At this week’s public hearing for the new Spotsylvania Regional Medical Center, Hap Connors repeated an often-heard thought: that competition between the new hospital and Mary Washington Hospital will be good for everyone. The idea is that patients will benefit when workers at the two hospitals hustle harder to get and keep your business.
But Connors, a member of the Spotsylvania Board of Supervisors, took the notion one step further. He said that the arrival of HCA, the parent company of the new hospital, has already changed Mary Washington. Spotsylvania won’t be open for three months, yet it’s already pushed Mary Washington to add services, he said.
Or as Connors put it, “We appreciate the attention MediCorp has given us. But it would not have occurred without HCA.”

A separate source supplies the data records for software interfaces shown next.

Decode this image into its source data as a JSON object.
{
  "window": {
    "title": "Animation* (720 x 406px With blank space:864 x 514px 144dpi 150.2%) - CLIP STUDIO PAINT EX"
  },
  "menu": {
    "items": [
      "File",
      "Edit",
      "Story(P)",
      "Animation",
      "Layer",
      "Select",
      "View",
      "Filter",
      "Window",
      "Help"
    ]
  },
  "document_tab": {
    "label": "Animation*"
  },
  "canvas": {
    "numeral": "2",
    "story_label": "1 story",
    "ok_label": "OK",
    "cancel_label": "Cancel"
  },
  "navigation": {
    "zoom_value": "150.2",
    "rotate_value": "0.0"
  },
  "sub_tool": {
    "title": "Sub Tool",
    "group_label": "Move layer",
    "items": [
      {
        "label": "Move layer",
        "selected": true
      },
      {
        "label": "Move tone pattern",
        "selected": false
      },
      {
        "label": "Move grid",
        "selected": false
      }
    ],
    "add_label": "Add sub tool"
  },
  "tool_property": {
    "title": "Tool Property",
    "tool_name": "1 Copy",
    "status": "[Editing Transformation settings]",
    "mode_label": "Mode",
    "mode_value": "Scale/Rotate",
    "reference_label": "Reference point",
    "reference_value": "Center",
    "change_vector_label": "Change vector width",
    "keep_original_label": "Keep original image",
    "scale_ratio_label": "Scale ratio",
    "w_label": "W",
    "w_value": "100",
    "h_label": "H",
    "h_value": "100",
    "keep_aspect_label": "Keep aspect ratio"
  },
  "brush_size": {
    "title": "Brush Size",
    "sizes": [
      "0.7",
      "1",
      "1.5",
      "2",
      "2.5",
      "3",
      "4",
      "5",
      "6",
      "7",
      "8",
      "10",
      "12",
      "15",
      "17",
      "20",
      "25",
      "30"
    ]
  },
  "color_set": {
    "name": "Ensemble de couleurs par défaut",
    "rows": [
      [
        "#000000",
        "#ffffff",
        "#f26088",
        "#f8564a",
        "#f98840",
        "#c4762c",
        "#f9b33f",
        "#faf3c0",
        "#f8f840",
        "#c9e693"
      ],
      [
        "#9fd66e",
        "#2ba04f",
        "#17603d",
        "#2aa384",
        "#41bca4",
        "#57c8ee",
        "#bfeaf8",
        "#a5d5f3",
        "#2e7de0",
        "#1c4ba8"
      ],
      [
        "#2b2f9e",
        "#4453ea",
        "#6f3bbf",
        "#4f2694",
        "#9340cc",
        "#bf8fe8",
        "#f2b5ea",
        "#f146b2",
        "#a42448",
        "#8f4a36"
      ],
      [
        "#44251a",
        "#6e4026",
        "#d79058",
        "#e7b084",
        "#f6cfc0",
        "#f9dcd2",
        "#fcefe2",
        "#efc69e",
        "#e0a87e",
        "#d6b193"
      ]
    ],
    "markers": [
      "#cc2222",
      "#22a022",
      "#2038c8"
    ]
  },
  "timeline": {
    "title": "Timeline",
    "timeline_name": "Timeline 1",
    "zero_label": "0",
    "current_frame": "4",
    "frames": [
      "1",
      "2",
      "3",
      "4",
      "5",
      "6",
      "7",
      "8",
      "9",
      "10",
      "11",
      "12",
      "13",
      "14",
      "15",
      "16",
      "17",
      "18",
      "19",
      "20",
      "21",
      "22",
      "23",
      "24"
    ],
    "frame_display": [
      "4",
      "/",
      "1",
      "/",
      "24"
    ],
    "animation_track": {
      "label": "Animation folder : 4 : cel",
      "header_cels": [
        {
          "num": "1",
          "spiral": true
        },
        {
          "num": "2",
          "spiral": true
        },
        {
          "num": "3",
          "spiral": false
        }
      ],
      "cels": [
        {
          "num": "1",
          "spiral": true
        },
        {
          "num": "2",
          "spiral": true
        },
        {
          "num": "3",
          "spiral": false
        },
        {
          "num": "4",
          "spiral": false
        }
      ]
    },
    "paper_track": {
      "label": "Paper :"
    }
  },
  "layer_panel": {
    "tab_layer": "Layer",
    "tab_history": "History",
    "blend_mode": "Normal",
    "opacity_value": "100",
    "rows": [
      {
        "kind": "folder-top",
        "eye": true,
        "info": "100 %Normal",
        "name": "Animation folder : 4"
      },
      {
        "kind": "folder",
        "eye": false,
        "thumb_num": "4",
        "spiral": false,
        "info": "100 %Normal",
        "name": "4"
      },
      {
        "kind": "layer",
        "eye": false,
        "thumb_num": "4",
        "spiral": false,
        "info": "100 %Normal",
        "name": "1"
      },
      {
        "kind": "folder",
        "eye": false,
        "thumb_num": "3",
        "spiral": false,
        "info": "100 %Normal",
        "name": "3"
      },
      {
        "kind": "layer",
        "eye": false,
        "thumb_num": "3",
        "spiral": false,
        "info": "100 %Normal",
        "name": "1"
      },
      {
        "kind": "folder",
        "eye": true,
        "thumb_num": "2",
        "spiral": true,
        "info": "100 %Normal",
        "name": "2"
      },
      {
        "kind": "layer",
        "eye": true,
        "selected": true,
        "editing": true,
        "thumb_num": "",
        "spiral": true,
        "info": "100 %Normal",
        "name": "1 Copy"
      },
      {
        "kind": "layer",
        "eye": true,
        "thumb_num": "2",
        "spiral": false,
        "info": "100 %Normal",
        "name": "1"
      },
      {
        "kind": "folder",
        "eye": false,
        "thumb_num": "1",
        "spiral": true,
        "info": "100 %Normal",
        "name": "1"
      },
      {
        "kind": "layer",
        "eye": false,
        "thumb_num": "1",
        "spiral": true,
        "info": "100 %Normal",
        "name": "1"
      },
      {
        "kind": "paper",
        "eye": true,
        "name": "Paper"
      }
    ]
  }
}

If you look at Mary Washington’s recent multimillion dollar expansion program, it’s easy to draw that conclusion. Since 2006, when HCA announced that it wanted to build a hospital in Spotsylvania, Mary Washington has built or is planning a new hospital of its own, a freestanding emergency room, a trauma service, four urgent care centers and a new cancer center.
Ask Mary Washington about it, however, and they’ll remind you that correlation is not causation.
“All of the projects you mention are long-term commitments to the community and were made prior to 2006,” said Kathleen Allenbaugh, spokeswoman, in an e-mail this morning.
Allenbaugh said that the projects were inspired by the region’s dramatic growth and were years in the making. “One cannot look at the COPN process or our public announcements of new services as the beginning of planning,” she said. “In some aspects, it is the end of the planning cycle. We begin to plan in advance of when there is a critical need.”
Update: I had called Connors to ask him about his comments at the hearing, and he returned the call this afternoon. Told about Mary Washington’s response that its actions were long-planned and in reaction to the community’s need, he said, “I don’t doubt they would say that. I would probably say the same thing. God bless them. We love the service. We love the newfound attention, but I don’t believe in coincidences.”